One of the big differences between piano playing and typing is that on piano you are accustomed to using both hands at once. Attempting to actually type on my makeshift piano keyboard confused me badly, as I kept forgetting where the letters were. One would become more efficient with practice, of course, but if the letters were written out as notes I’d have no difficulty, as I sight-read and touch-type with equal ease. This leads us into an entirely new line of inquiry…

What If we used music notation as a writing system?

What If… Hell and Purgatory

There’s one Idea I’ve had frequently that won’t leave me alone. I’ve wanted to write a short story around it, but could never get it to work really. It’s almost too good of an idea to consign to a short story alone. Somehow it seems like that would make it less of an Idea.

Earth is a testing ground, a place of training and trials. When our school days are over and our destiny is manifest we go to our appropriate reward, be that Eternal Bliss or Eternal Suffering. But What If the testing doesn’t end there? What If…

A young hero dies a tragic and brilliantly sacrificial death, and is taken into the bosom of Abraham to be comforted like Lazarus of old. He is happy, incredibly happy. Paradise is beautiful, intoxicating, all he’d ever dreamed it would be. Across a wide and indivisible gulf, however, he can see the boiling lake of fire, and he can hear the screams of people he once knew, people he once loved. In the garden, of course, it is easy to forget them, but if we walks a little farther, to the very edge of the brink there is no escape from their piteous cries. There is still suffering in paradise.

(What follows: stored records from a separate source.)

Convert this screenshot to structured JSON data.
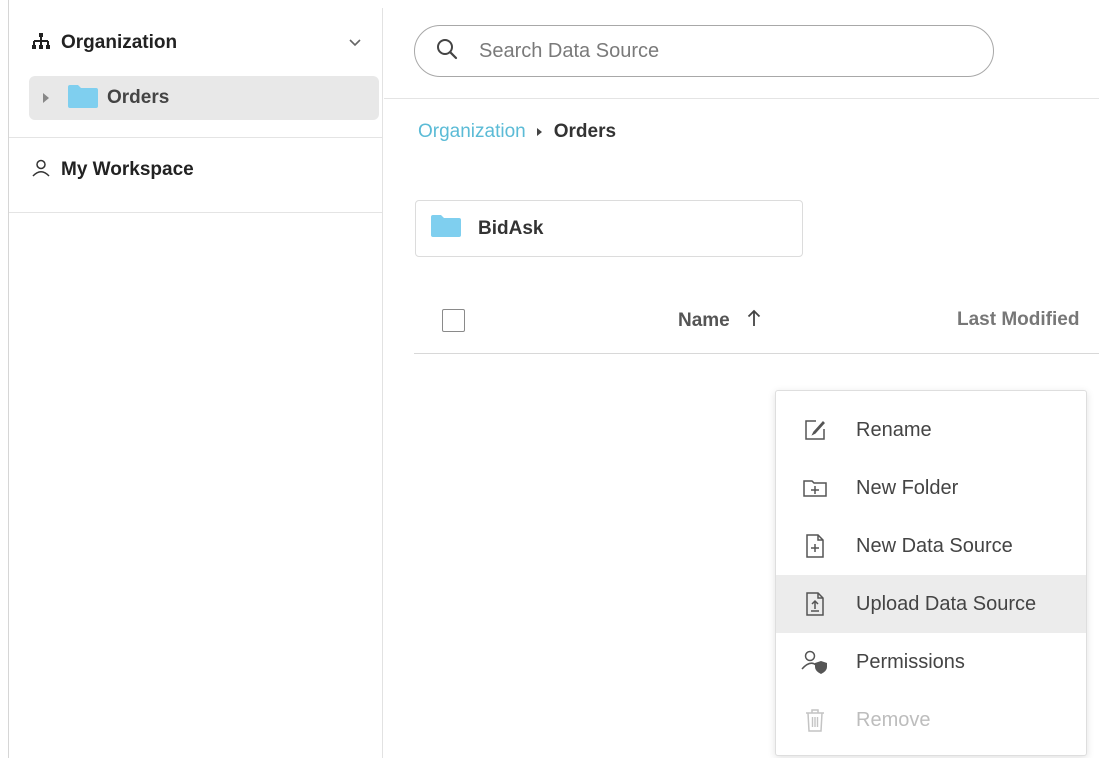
{
  "sidebar": {
    "organization": {
      "label": "Organization"
    },
    "orders": {
      "label": "Orders"
    },
    "workspace": {
      "label": "My Workspace"
    }
  },
  "search": {
    "placeholder": "Search Data Source"
  },
  "breadcrumb": {
    "root": "Organization",
    "current": "Orders"
  },
  "folders": [
    {
      "label": "BidAsk"
    }
  ],
  "table": {
    "columns": {
      "name": "Name",
      "last_modified": "Last Modified"
    },
    "sort": "ascending"
  },
  "context_menu": {
    "items": [
      {
        "label": "Rename",
        "icon": "rename-icon",
        "state": "normal"
      },
      {
        "label": "New Folder",
        "icon": "new-folder-icon",
        "state": "normal"
      },
      {
        "label": "New Data Source",
        "icon": "new-file-icon",
        "state": "normal"
      },
      {
        "label": "Upload Data Source",
        "icon": "upload-file-icon",
        "state": "hovered"
      },
      {
        "label": "Permissions",
        "icon": "permissions-icon",
        "state": "normal"
      },
      {
        "label": "Remove",
        "icon": "trash-icon",
        "state": "disabled"
      }
    ]
  },
  "colors": {
    "accent": "#5bbbd6",
    "folder": "#7fcfef",
    "hover": "#ececec",
    "disabled": "#bdbdbd"
  }
}
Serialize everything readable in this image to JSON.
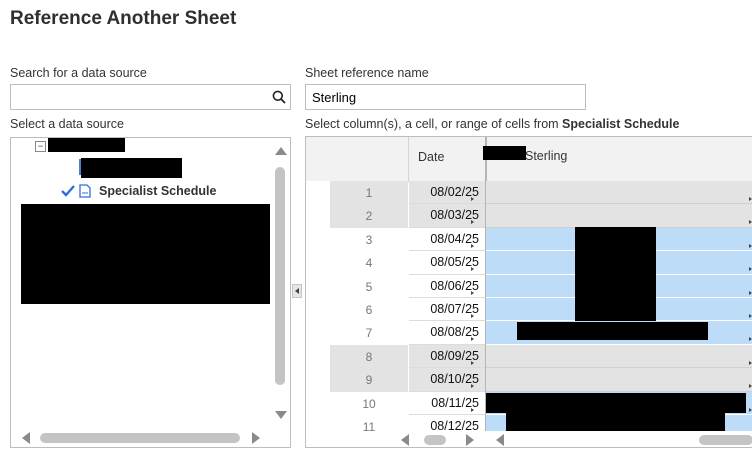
{
  "title": "Reference Another Sheet",
  "search": {
    "label": "Search for a data source",
    "value": "",
    "placeholder": ""
  },
  "sheet_ref": {
    "label": "Sheet reference name",
    "value": "Sterling"
  },
  "select_source_label": "Select a data source",
  "tree": {
    "selected_item": "Specialist Schedule",
    "collapse_symbol": "−"
  },
  "grid": {
    "instruction_prefix": "Select column(s), a cell, or range of cells from ",
    "sheet_name": "Specialist Schedule",
    "columns": [
      "Date",
      "Sterling"
    ],
    "rows": [
      {
        "num": "1",
        "date": "08/02/25",
        "shade": "gray"
      },
      {
        "num": "2",
        "date": "08/03/25",
        "shade": "gray"
      },
      {
        "num": "3",
        "date": "08/04/25",
        "shade": "blue"
      },
      {
        "num": "4",
        "date": "08/05/25",
        "shade": "blue"
      },
      {
        "num": "5",
        "date": "08/06/25",
        "shade": "blue"
      },
      {
        "num": "6",
        "date": "08/07/25",
        "shade": "blue"
      },
      {
        "num": "7",
        "date": "08/08/25",
        "shade": "blue"
      },
      {
        "num": "8",
        "date": "08/09/25",
        "shade": "gray"
      },
      {
        "num": "9",
        "date": "08/10/25",
        "shade": "gray"
      },
      {
        "num": "10",
        "date": "08/11/25",
        "shade": "blue"
      },
      {
        "num": "11",
        "date": "08/12/25",
        "shade": "blue"
      }
    ]
  },
  "colors": {
    "selected_blue": "#bcdcf7",
    "weekend_gray": "#e3e3e3",
    "check_blue": "#2d6fd6"
  }
}
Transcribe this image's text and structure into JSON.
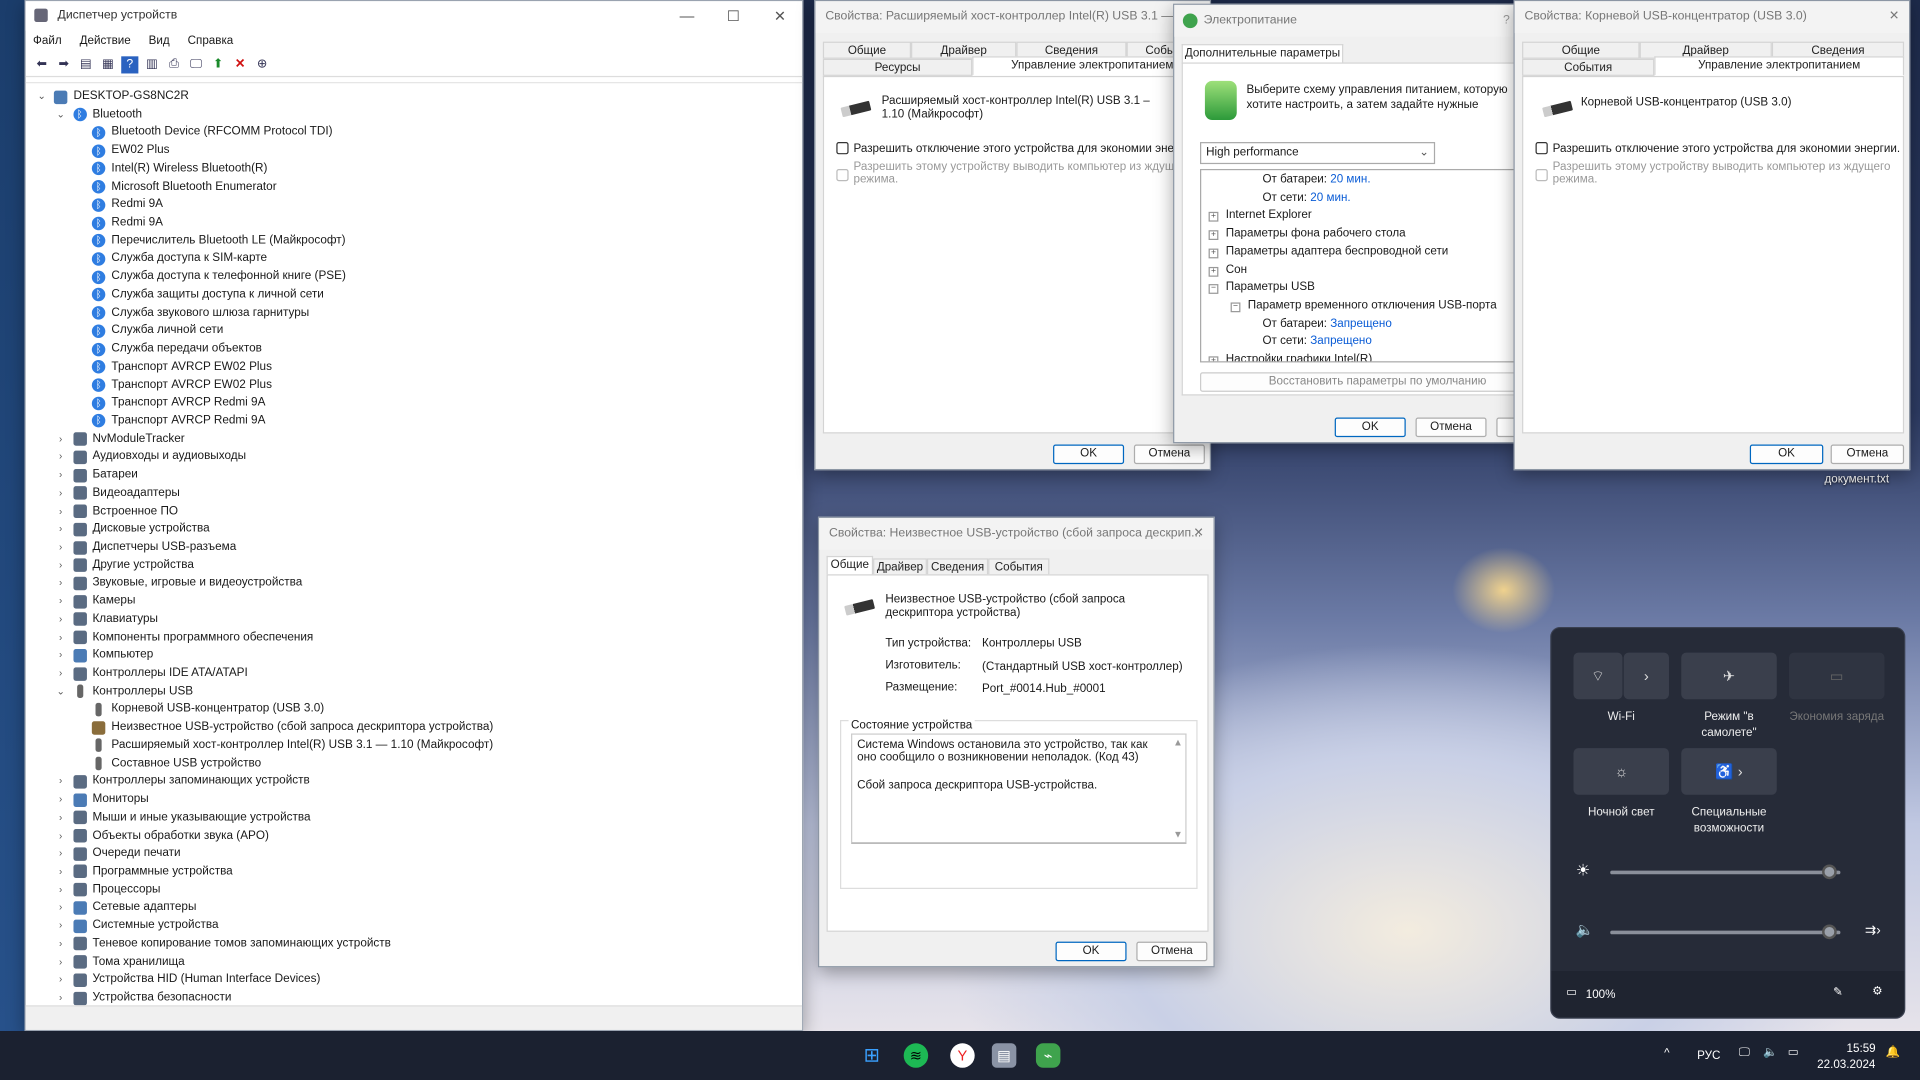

Well, of course our hero (being a hero) can’t leave well enough alone. He can’t understand why he is allowed such happiness while others suffer. (Probably most theological views will start to recognize something as wrong here.) Here’s where the Idea gets sketchy. Perhaps the Hero discovers that he can save those unfortunates from Hell, but that he must take their place. I think in my story he couldn’t live with the injustice of it, and throws himself in. Either way, the Hero chooses Hell over Heaven. And what do you think happens?

Purgatory is the idea that we all must pay for our past sins, and suffer a time of sorrow and tribulation to be made worthy for heaven. It is the concept that we must somehow prove ourselves worthy of the ultimate reward. It is not a test, because the outcome is known already; every soul will eventually get to Heaven.

Would you have the courage to give up heaven to save the damned? Could you do what Christ did and lay down your life in exchange? If you had the opportunity to exchange your soul for another, would you do it? What If there was one last test?

DISCLAIMER: I am not proposing the theological possibility of such a thing, only speculating on the drama and soul searching it sets up if you consider it hypothetically.

Welcome to the (Original!) Idea Factory

Welcome to the Idea Factory!
My brain is a deep and mysterious place, filled with an astonishing conjunction of things. The weather is often stormy; energy impulses flash and battle with each other, and the view is obscured. But these storms are followed by peaceful serenity, when the newly seeded plants can germinate and grow in rich soil, with plenty of sun and water. Given enough time they will grow up and blossom into brilliant ideas.

Some of the ideas are large, beautiful, and tall of stature. They are majestic, sensible, and logical.
Some ideas are quirky and mischievous. They bend in directions they shouldn’t go, and wink at you in ways that aren’t possible.
Some ideas are puzzles; mysterious and enigmatic, waiting for someone to divine their purpose.
Some ideas are hybrids, borrowing off of and even stealing from other ideas.

My mind is like a great idea factory, and I’m never sure what will sprout up next, or what I will do with it when it grows to maturity. This is a place for my ideas to lurk once they’re grown, socializing and ideaing with their own. There are no rules to what might sprout up here, and no guarantee that everything makes sense. if you’re not afraid of the insanely brilliant than grab your idea harvester and come along, but make sure you watch out for those brainstorms!